If a line in the records below holds the word "Machine", copy it.

Data records:
--
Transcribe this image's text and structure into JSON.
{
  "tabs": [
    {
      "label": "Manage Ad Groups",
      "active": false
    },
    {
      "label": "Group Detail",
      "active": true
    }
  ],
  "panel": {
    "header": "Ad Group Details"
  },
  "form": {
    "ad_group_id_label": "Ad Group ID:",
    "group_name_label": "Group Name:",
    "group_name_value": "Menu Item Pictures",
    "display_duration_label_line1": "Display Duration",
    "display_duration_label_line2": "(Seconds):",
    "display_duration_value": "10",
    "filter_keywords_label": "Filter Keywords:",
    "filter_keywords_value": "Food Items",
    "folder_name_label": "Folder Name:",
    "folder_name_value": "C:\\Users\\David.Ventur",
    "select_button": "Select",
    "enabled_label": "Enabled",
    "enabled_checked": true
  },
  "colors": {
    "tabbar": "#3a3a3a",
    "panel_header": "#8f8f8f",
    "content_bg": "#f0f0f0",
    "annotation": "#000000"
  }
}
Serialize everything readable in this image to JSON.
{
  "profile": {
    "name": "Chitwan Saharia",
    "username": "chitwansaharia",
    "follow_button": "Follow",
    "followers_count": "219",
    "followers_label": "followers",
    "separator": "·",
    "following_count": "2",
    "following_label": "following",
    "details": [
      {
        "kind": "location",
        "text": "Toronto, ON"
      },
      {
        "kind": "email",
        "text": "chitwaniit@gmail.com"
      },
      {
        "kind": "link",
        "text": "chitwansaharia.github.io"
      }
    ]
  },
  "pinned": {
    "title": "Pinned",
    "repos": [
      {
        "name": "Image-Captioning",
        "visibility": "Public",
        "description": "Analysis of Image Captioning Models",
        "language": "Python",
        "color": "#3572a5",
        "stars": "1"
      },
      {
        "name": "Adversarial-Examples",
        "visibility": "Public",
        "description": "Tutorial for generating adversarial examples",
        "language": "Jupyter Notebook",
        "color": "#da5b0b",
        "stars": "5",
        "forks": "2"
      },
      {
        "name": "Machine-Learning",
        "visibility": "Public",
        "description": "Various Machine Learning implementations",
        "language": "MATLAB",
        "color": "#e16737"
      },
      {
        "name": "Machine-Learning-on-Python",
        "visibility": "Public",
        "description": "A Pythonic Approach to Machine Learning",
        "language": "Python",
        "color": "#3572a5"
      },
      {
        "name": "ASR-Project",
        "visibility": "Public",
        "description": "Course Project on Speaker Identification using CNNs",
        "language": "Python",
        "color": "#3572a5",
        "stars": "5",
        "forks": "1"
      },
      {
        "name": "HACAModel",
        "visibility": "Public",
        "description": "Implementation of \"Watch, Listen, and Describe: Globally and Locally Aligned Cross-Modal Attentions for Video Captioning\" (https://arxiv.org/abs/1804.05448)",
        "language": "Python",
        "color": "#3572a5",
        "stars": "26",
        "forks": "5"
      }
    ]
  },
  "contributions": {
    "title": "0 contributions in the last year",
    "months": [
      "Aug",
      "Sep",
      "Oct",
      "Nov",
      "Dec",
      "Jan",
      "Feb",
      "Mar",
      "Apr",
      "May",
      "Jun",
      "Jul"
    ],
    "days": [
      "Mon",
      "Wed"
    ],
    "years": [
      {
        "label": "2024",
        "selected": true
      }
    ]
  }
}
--
Output for this task:
        "name": "Machine-Learning",
        "description": "Various Machine Learning implementations",
        "name": "Machine-Learning-on-Python",
        "description": "A Pythonic Approach to Machine Learning",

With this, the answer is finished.